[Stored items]
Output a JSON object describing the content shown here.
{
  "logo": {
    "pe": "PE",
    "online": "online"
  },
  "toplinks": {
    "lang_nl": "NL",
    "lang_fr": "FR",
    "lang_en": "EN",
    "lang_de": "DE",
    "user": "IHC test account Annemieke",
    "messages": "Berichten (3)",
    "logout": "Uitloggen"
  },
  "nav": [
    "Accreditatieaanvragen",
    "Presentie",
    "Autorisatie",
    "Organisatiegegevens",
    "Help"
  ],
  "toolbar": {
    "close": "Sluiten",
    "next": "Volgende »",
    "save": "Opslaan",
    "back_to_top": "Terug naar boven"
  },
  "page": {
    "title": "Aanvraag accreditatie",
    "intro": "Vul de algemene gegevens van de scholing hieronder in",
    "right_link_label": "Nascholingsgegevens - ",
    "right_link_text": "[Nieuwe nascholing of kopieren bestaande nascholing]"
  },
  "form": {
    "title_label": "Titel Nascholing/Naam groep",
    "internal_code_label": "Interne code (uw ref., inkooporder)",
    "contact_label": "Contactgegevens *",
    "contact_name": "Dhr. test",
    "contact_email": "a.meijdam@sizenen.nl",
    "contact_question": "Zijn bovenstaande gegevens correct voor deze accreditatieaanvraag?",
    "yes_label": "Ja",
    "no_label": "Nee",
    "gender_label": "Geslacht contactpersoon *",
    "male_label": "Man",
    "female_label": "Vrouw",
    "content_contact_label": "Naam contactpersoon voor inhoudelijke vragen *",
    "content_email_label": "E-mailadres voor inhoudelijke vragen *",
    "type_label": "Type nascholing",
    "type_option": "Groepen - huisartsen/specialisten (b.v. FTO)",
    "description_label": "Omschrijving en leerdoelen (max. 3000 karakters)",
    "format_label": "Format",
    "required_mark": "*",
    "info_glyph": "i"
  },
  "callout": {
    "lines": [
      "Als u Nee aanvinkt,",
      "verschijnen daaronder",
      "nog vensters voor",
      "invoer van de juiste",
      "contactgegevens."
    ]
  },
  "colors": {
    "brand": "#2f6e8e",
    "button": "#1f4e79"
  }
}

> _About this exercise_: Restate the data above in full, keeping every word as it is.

> _Answer area_:
Output a JSON object describing the content shown here.
{
  "logo": {
    "pe": "PE",
    "online": "online"
  },
  "toplinks": {
    "lang_nl": "NL",
    "lang_fr": "FR",
    "lang_en": "EN",
    "lang_de": "DE",
    "user": "IHC test account Annemieke",
    "messages": "Berichten (3)",
    "logout": "Uitloggen"
  },
  "nav": [
    "Accreditatieaanvragen",
    "Presentie",
    "Autorisatie",
    "Organisatiegegevens",
    "Help"
  ],
  "toolbar": {
    "close": "Sluiten",
    "next": "Volgende »",
    "save": "Opslaan",
    "back_to_top": "Terug naar boven"
  },
  "page": {
    "title": "Aanvraag accreditatie",
    "intro": "Vul de algemene gegevens van de scholing hieronder in",
    "right_link_label": "Nascholingsgegevens - ",
    "right_link_text": "[Nieuwe nascholing of kopieren bestaande nascholing]"
  },
  "form": {
    "title_label": "Titel Nascholing/Naam groep",
    "internal_code_label": "Interne code (uw ref., inkooporder)",
    "contact_label": "Contactgegevens *",
    "contact_name": "Dhr. test",
    "contact_email": "a.meijdam@sizenen.nl",
    "contact_question": "Zijn bovenstaande gegevens correct voor deze accreditatieaanvraag?",
    "yes_label": "Ja",
    "no_label": "Nee",
    "gender_label": "Geslacht contactpersoon *",
    "male_label": "Man",
    "female_label": "Vrouw",
    "content_contact_label": "Naam contactpersoon voor inhoudelijke vragen *",
    "content_email_label": "E-mailadres voor inhoudelijke vragen *",
    "type_label": "Type nascholing",
    "type_option": "Groepen - huisartsen/specialisten (b.v. FTO)",
    "description_label": "Omschrijving en leerdoelen (max. 3000 karakters)",
    "format_label": "Format",
    "required_mark": "*",
    "info_glyph": "i"
  },
  "callout": {
    "lines": [
      "Als u Nee aanvinkt,",
      "verschijnen daaronder",
      "nog vensters voor",
      "invoer van de juiste",
      "contactgegevens."
    ]
  },
  "colors": {
    "brand": "#2f6e8e",
    "button": "#1f4e79"
  }
}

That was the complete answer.